• Supplied material:
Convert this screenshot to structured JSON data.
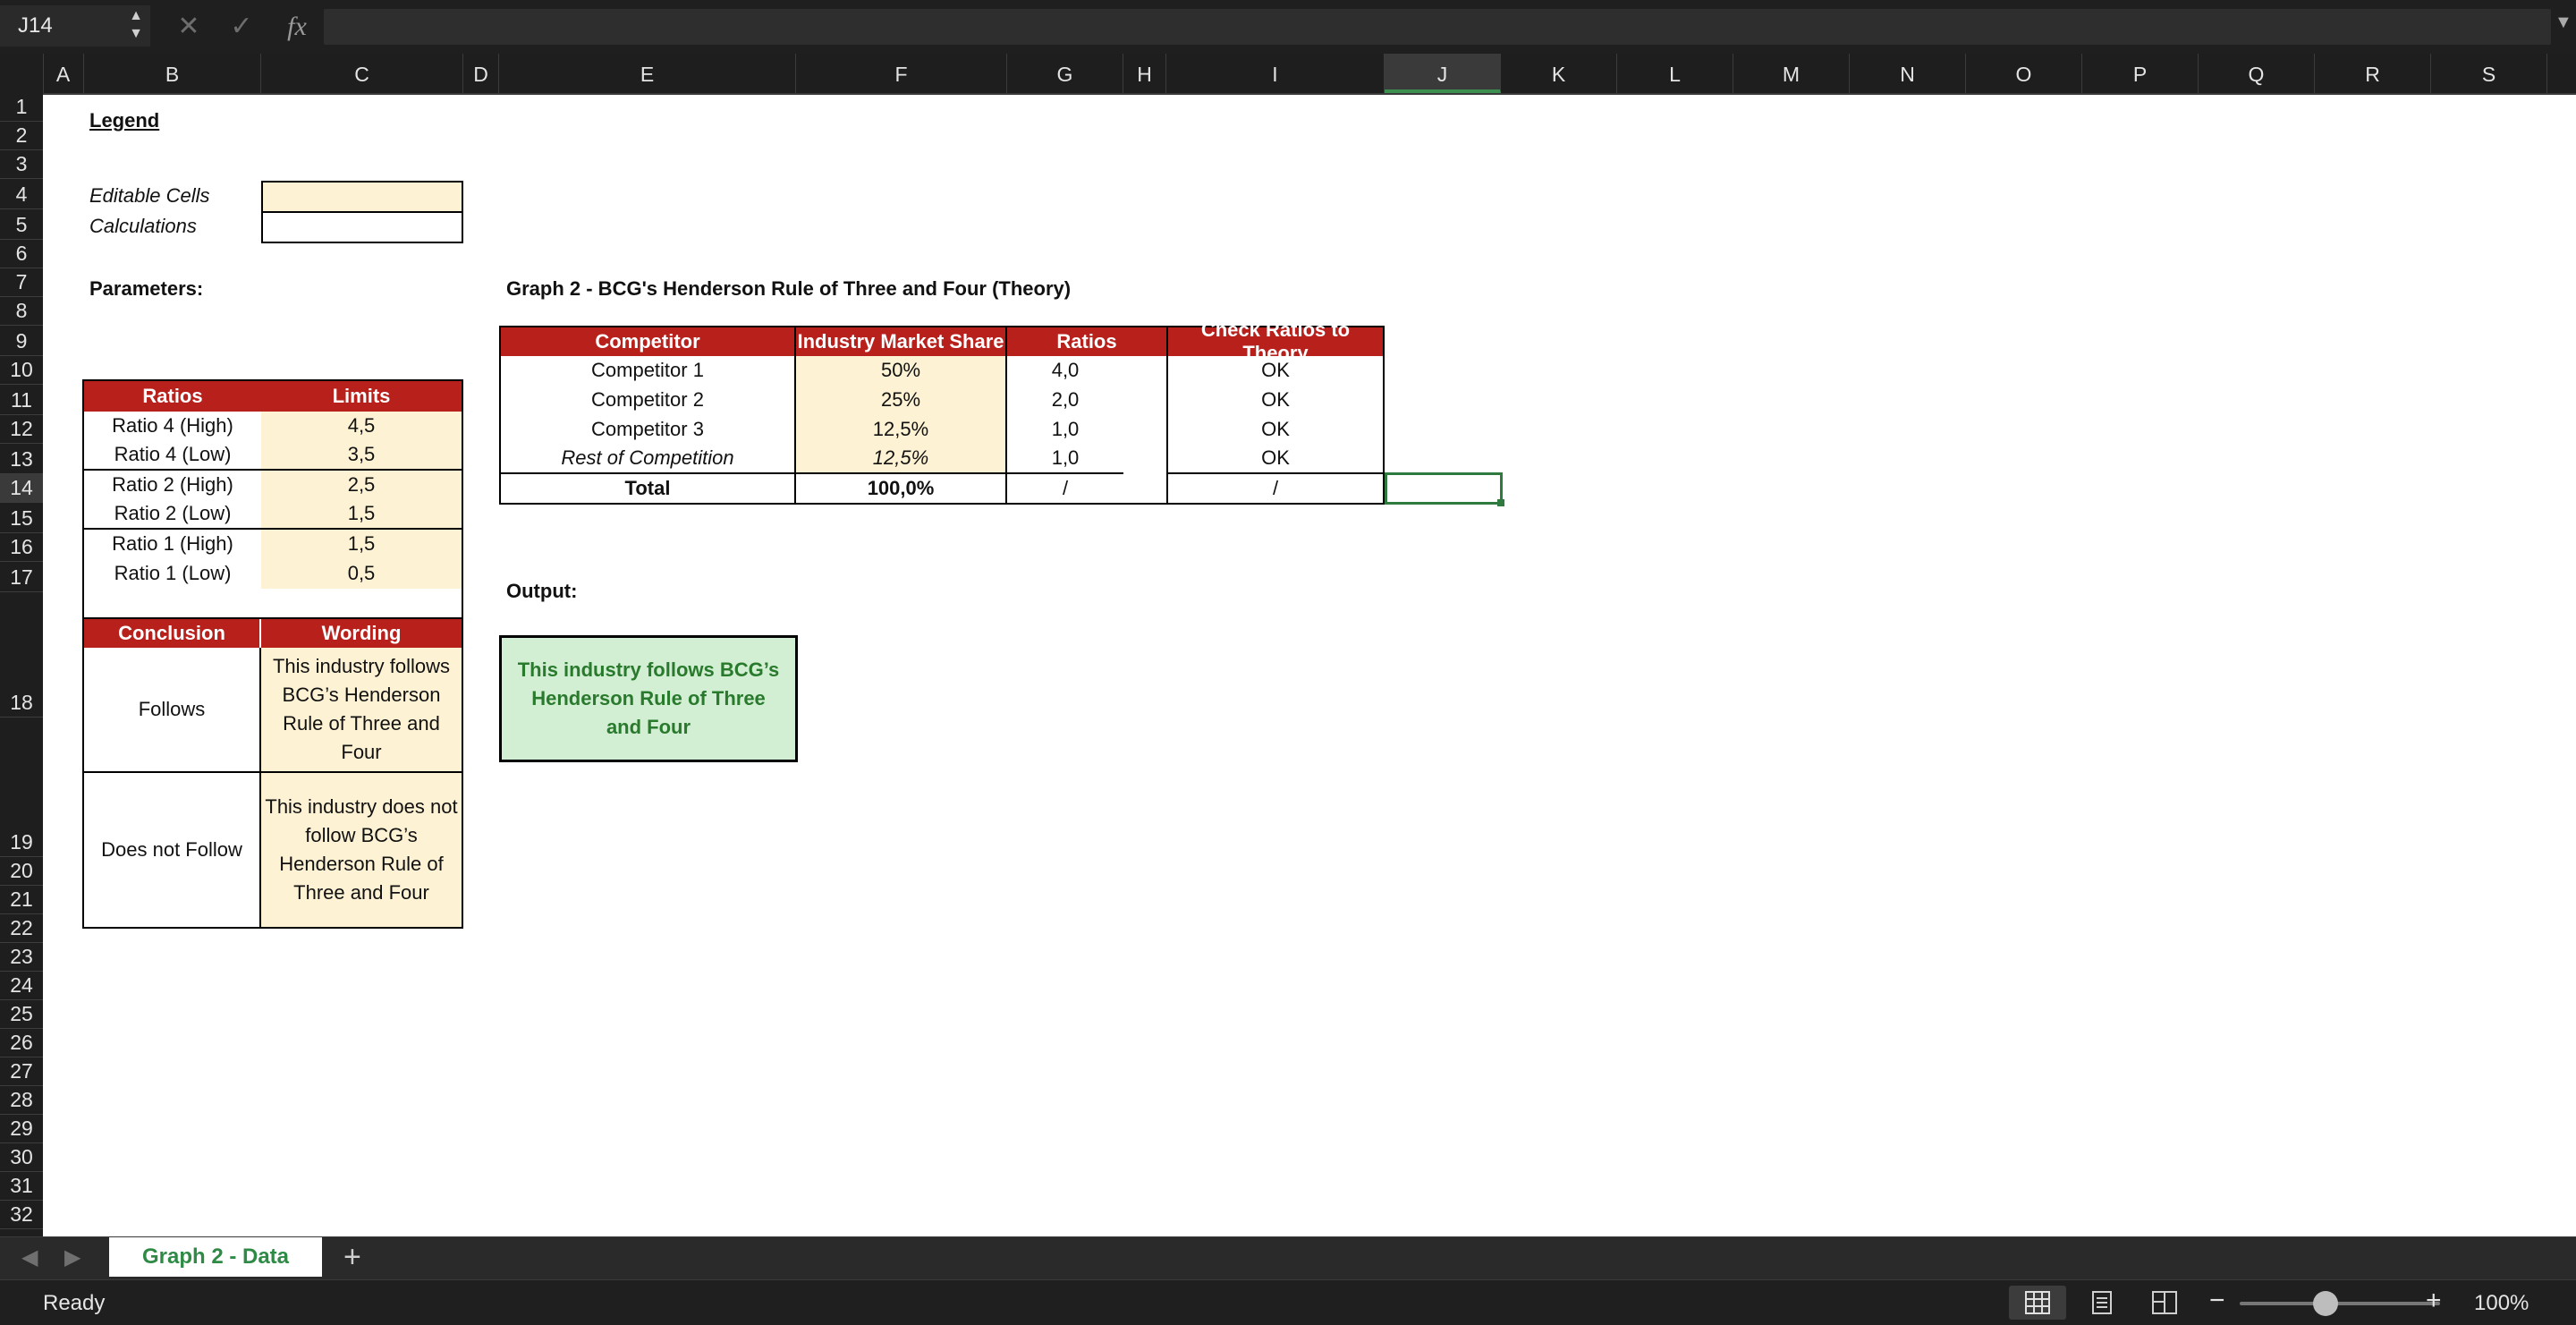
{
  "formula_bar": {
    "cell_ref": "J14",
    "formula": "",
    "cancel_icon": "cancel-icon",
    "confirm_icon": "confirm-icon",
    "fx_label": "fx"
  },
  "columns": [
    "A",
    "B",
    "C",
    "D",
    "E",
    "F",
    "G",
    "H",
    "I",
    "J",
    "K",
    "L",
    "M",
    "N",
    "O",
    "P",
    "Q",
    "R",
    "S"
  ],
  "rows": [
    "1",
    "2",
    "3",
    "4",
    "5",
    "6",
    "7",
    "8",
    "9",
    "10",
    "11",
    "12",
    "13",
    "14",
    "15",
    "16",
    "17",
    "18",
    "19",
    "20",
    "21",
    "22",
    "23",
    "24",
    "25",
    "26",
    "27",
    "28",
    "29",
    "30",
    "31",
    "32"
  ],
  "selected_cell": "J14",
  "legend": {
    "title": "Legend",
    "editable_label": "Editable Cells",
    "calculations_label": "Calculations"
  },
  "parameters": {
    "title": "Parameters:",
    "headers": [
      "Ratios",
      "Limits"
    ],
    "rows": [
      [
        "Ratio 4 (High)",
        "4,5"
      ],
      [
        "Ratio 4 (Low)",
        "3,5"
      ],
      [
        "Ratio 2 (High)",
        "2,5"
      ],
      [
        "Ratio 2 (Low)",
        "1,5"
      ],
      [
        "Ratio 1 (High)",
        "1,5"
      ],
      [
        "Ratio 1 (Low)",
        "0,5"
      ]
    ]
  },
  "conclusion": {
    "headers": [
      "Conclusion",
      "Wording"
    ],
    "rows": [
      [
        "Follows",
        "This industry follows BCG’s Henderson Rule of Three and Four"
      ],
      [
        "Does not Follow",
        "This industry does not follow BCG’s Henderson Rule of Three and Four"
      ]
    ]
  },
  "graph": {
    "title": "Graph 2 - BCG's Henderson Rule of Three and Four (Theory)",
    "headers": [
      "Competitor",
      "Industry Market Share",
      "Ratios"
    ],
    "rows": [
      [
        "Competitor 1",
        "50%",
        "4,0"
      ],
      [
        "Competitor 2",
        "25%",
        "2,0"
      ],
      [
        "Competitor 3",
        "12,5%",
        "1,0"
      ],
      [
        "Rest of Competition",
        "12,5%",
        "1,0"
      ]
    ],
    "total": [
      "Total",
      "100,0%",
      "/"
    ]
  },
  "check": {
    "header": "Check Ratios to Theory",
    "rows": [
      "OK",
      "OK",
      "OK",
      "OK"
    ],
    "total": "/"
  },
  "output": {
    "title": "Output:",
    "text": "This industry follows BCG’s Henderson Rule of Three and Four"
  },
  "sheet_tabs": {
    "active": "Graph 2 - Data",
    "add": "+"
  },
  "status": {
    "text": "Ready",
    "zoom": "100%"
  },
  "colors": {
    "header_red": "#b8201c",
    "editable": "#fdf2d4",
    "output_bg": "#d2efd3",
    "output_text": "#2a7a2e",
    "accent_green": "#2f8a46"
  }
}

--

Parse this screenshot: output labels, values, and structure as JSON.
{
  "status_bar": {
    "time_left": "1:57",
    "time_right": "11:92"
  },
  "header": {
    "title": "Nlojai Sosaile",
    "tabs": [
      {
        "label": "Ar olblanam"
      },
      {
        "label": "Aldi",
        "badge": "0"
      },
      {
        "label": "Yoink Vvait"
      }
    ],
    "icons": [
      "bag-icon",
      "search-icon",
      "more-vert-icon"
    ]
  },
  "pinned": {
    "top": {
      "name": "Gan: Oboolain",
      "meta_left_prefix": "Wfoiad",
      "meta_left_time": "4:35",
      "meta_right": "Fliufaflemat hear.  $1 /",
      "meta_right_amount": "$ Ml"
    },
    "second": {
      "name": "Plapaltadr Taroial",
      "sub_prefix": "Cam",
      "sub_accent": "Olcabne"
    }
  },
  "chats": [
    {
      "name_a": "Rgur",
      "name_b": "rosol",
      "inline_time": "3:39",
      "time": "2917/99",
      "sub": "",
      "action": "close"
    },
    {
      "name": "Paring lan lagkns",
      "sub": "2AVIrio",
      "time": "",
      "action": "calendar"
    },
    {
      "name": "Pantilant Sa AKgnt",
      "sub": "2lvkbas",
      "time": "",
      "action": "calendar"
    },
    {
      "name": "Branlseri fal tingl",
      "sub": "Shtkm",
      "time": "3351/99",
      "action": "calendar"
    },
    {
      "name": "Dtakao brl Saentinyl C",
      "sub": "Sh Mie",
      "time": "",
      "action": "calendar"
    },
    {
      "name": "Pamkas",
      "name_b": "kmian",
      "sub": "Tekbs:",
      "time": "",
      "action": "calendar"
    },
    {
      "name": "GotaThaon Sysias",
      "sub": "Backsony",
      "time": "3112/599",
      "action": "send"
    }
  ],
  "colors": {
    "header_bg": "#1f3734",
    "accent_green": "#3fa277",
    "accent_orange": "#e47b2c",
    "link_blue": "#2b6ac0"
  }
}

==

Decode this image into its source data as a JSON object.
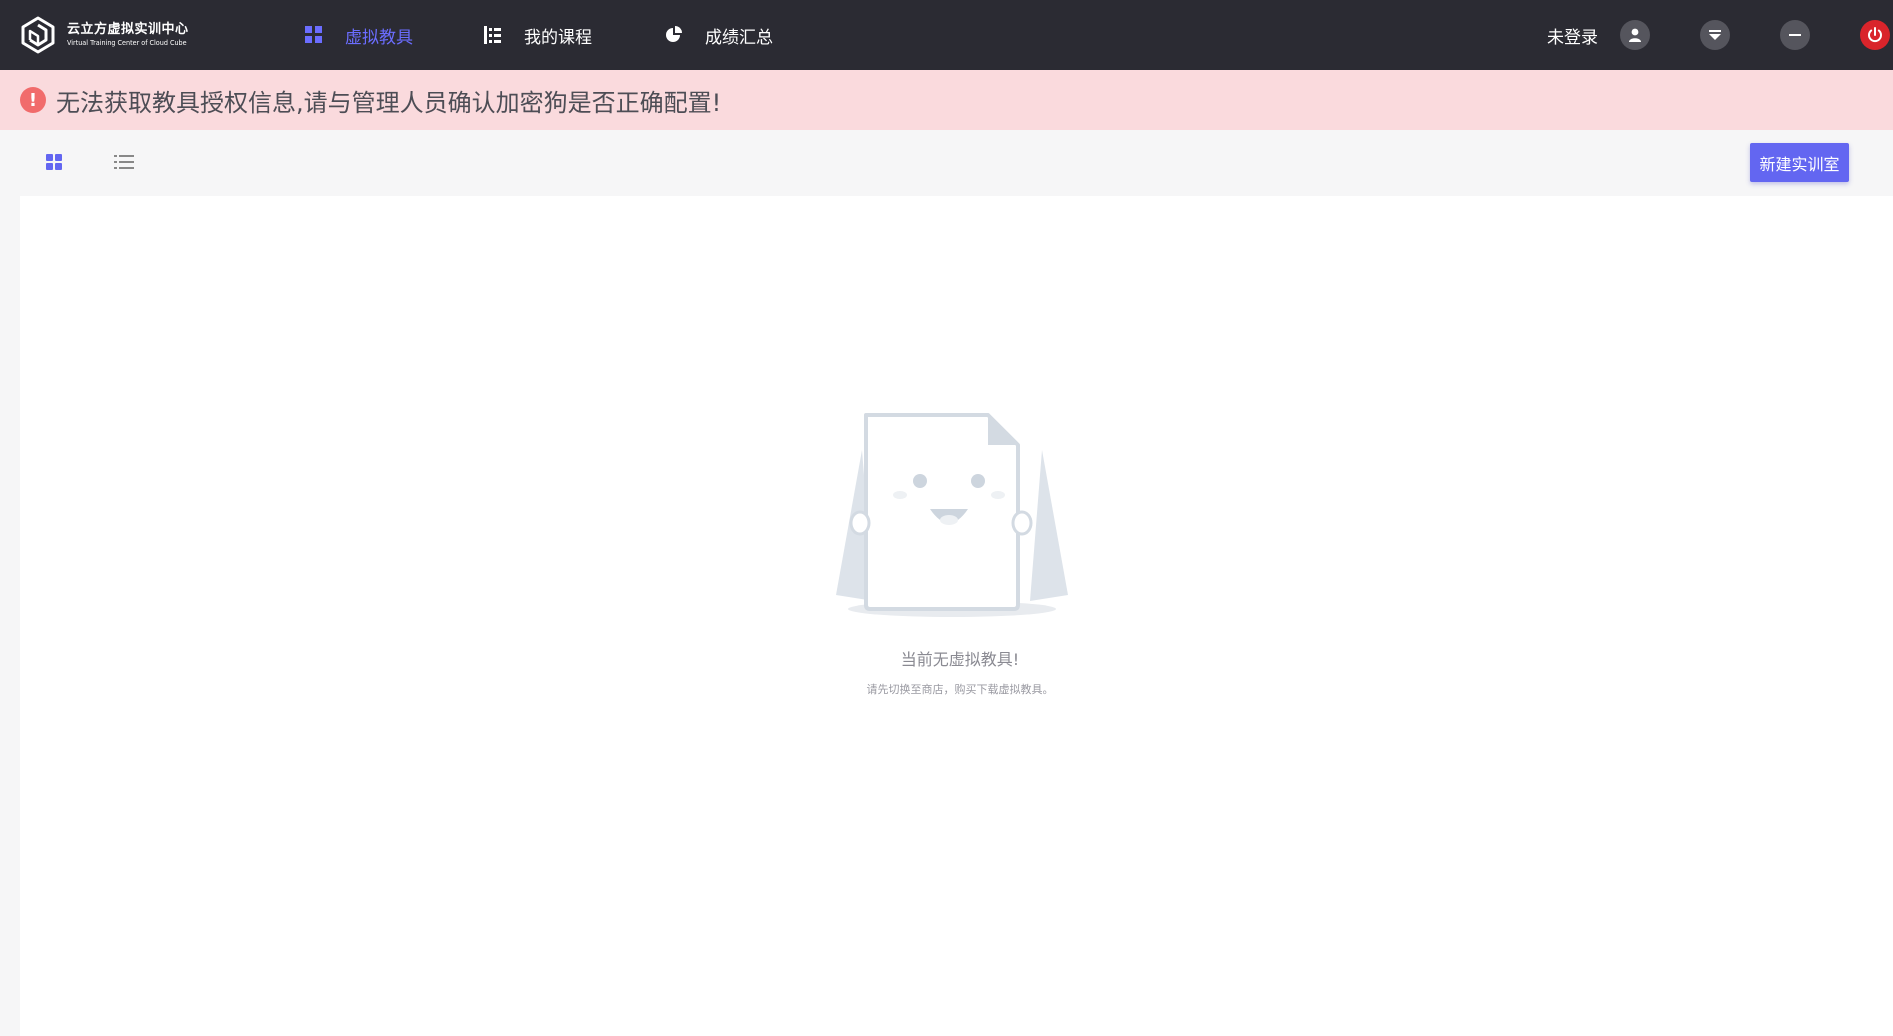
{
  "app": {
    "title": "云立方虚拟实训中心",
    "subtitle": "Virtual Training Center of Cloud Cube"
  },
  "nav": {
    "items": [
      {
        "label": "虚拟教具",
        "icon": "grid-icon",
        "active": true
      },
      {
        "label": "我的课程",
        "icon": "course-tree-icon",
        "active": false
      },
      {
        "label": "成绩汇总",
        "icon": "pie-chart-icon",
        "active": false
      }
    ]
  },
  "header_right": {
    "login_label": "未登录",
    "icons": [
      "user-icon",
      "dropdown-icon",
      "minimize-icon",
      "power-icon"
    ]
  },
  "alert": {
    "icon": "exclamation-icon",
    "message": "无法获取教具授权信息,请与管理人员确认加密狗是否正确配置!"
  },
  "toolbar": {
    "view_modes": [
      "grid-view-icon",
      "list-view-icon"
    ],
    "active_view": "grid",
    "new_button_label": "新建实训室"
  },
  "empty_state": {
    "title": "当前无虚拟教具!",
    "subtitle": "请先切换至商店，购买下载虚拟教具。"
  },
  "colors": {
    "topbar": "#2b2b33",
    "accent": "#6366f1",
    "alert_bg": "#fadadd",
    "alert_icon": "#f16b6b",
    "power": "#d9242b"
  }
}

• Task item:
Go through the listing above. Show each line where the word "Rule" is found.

• Response below:
        "This industry follows BCG’s Henderson Rule of Three and Four"
        "This industry does not follow BCG’s Henderson Rule of Three and Four"
    "title": "Graph 2 - BCG's Henderson Rule of Three and Four (Theory)",
    "text": "This industry follows BCG’s Henderson Rule of Three and Four"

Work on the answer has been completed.